Not all plans to raise the debt ceiling will be blessed by the rating agencies. Earlier this month, rating agency Moody's said that a deal must also include a long-term deficit plan, making clear that the tricky plan devised by Senate Minority Leader Mitch McConnell (R-KY) wouldn't cut it. The other rating agency Standard and Poor's has taken a different stand, saying that House Speaker John Boehner's (R-OH) plan might not prevent downgrade. S&P is concerned about the plan's failure to eliminate political risk.
Here's a clip from CNBC explaining S&P's view (via Think Progress):

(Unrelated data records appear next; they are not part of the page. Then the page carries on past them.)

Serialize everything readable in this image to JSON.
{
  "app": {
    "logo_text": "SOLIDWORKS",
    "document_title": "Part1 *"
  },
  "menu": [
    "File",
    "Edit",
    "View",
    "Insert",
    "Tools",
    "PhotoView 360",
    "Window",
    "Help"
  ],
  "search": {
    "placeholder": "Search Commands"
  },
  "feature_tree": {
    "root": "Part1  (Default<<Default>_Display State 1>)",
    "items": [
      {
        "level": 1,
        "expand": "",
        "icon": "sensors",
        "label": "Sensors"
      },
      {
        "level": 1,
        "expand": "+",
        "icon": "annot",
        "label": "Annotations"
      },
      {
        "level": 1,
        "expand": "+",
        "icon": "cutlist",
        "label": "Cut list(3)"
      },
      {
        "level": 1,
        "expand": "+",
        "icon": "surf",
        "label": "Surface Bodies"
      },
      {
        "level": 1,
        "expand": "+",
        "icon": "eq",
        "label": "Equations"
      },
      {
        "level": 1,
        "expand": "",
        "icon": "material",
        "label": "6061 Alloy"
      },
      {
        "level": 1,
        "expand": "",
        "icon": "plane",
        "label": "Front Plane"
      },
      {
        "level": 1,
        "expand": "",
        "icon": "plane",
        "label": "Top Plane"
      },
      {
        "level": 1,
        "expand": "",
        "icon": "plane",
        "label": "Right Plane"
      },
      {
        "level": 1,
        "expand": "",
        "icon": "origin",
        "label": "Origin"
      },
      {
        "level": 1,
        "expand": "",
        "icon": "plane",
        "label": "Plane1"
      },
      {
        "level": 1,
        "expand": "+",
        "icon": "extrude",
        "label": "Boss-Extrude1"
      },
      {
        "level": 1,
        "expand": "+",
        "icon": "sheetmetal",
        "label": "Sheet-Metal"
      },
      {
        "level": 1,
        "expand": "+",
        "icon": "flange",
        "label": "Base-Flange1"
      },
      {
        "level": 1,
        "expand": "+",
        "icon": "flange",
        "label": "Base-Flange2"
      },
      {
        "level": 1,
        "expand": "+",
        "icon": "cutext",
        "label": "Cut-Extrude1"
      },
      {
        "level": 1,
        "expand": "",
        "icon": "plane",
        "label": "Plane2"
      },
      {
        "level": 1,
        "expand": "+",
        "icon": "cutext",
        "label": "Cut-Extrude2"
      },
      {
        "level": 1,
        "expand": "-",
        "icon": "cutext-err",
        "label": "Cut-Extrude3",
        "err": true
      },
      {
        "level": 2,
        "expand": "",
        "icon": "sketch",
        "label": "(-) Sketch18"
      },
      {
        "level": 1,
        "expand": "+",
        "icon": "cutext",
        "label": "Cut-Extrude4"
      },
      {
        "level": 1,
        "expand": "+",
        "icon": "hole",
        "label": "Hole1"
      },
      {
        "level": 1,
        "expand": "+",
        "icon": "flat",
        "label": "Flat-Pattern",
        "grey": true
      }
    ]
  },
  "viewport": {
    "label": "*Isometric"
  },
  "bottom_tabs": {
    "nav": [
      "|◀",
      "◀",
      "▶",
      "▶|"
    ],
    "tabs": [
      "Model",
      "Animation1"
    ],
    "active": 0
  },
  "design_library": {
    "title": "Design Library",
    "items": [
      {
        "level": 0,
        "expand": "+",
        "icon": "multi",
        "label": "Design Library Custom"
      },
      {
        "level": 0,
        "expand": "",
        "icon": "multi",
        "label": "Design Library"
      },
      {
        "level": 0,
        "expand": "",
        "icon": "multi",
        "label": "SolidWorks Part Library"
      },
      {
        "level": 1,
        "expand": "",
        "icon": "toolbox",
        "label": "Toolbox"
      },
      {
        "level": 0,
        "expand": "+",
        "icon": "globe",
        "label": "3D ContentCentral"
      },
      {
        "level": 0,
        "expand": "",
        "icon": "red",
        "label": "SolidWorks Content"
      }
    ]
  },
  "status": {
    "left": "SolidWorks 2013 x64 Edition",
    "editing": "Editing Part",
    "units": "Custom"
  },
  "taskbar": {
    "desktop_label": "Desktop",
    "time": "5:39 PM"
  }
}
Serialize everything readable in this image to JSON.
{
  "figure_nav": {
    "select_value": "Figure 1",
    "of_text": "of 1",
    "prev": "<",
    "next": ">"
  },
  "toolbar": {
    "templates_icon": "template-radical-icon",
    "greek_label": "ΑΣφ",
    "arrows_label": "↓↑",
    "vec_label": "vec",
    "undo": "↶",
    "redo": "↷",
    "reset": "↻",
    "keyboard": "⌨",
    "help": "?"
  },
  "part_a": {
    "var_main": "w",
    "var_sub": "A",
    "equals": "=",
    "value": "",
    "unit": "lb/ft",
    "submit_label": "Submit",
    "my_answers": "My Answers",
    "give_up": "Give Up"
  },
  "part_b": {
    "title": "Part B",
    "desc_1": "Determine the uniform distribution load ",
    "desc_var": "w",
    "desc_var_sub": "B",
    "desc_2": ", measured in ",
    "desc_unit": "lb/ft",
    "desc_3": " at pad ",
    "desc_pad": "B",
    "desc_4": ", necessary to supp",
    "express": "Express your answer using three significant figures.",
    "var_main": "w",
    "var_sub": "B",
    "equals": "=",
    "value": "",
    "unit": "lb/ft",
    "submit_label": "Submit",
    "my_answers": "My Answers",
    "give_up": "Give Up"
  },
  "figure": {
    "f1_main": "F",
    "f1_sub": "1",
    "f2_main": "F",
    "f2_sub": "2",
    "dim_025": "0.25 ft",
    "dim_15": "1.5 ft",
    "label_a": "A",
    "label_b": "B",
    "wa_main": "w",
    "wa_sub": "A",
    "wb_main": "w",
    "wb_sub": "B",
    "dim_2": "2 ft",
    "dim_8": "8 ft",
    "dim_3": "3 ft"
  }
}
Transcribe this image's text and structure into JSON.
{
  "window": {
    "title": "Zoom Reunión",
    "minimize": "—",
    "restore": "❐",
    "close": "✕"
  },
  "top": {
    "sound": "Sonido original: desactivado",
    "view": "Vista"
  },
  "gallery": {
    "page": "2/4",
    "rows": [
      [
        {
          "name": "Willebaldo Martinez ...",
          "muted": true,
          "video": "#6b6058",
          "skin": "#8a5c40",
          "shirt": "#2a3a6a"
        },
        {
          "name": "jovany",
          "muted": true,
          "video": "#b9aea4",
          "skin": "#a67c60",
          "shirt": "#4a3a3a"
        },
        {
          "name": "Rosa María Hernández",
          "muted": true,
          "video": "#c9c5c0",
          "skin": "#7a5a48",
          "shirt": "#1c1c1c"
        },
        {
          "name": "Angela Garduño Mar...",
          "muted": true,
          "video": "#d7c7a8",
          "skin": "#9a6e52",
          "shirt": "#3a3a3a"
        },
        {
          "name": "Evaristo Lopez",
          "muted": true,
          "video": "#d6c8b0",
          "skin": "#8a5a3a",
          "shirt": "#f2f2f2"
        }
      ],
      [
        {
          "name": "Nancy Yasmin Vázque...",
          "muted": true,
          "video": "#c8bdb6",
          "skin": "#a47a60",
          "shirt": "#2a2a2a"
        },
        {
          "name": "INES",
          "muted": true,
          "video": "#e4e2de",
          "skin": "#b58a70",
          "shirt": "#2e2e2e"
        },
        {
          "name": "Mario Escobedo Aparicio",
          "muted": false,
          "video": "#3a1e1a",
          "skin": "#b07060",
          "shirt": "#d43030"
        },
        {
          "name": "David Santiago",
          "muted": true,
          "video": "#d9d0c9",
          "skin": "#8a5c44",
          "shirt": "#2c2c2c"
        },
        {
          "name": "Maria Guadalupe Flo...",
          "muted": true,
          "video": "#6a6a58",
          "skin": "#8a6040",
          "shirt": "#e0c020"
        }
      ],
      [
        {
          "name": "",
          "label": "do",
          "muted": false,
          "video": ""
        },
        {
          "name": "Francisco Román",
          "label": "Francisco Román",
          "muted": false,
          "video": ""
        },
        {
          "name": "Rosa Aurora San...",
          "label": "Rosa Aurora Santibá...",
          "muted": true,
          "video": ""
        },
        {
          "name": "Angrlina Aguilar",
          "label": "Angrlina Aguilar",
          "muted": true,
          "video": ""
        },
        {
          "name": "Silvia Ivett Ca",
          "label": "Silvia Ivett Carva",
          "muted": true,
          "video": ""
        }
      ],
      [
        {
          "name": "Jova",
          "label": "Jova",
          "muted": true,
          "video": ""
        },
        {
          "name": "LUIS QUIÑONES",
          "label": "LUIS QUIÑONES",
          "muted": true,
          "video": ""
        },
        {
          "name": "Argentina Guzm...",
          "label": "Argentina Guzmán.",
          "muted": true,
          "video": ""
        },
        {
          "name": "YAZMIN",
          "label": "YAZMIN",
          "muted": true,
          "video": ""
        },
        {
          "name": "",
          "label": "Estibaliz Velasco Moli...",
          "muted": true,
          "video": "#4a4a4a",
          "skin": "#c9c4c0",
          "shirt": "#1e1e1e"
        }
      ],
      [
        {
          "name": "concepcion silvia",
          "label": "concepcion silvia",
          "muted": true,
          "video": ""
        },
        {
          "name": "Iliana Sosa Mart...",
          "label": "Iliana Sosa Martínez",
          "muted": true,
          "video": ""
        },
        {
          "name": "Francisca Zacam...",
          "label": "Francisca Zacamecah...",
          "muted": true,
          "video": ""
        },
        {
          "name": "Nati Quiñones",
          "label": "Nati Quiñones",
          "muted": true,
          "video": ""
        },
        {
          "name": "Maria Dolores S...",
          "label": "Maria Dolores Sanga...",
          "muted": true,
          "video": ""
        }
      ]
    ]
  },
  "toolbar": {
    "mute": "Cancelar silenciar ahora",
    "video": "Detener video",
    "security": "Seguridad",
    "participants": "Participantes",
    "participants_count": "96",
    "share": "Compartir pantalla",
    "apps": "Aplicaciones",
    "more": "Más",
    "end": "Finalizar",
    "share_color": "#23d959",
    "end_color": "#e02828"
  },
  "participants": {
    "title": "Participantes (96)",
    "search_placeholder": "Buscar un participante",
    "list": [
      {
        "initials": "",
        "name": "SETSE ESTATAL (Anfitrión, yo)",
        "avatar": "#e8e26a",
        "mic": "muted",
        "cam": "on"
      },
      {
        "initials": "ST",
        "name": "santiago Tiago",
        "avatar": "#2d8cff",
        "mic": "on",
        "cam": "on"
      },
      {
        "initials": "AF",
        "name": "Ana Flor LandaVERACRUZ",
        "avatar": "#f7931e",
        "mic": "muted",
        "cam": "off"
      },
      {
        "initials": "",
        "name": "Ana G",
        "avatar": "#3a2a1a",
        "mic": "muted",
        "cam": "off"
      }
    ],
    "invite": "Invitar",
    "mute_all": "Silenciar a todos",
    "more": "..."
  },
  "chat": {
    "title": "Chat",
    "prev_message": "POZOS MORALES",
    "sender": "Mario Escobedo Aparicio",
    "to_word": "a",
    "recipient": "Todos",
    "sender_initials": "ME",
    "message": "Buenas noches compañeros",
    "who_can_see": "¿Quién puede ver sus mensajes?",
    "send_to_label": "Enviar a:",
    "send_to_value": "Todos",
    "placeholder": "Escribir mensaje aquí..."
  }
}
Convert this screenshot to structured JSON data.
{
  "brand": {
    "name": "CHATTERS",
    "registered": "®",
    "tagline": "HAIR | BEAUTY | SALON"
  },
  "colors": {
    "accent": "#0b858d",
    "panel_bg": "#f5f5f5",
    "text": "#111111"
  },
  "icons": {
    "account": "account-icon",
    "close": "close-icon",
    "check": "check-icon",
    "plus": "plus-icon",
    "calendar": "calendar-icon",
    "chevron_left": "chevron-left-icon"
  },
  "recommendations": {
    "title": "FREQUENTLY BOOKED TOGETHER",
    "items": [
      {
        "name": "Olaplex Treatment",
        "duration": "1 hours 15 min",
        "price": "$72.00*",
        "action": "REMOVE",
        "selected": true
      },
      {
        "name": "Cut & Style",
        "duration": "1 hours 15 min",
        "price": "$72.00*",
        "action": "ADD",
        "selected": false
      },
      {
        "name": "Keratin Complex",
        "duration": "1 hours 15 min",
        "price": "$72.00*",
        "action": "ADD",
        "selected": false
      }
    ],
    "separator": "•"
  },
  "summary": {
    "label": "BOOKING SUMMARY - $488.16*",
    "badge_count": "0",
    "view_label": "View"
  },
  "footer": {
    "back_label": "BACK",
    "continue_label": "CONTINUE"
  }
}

So why won't the Boehner plan clear the agency's hurdle? Simple: it isn't a long-term solution to the debt ceiling problem. It doesn't raise the limit by enough to get the U.S. through the 2012 election. S&P does not want to see Congress embroiled in another debt ceiling debate a year from now -- especially not in the midst of an election campaign, when the stakes will be even higher and Congress will be even slower-moving.
S&P has actually been clear on this point since it started grumbling about U.S. debt back in April. At that time, its decision to put the U.S. debt on negative outlook was inspired by what it observed to be a poisonous partisan climate in Washington. It took the parties' unwillingness to compromise on the budget as a scary sign of things to come. The rating agency appears to have gotten this one right, as a having a debt ceiling deal in place by the August 2nd deadline now looks less and less likely.
And remember, the debt ceiling crisis is entirely about political risk. No one has ever legitimately doubted the U.S.'s ability in the medium-term to fund more debt past the ceiling's current level. Washington turned this into a dire situation by failing to raise the debt ceiling. It now also must demonstrate a serious willingness to engage in long-term deficit reduction. But this debate made a broader deficit plan immediately necessary: partisan politics managed to showcase the dysfunction that infects Washington through the two parties' inability to agree on a clear path to fiscal responsibility for the U.S. This rightly concerns the agencies.
Downgrade would be just as bad as default, for reasons explained here. If a deal doesn't prevent downgrade, then it's a waste of time. Any credible plan must do three things: it must raise the debt ceiling, it must provide a credible long-term deficit reduction plan, and it must minimize political risk from the U.S.'s funding process. Any plan that fails to satisfy any of those three criteria will not prevent downgrade and should be discarded.
Image Credit: REUTERS/Larry Downing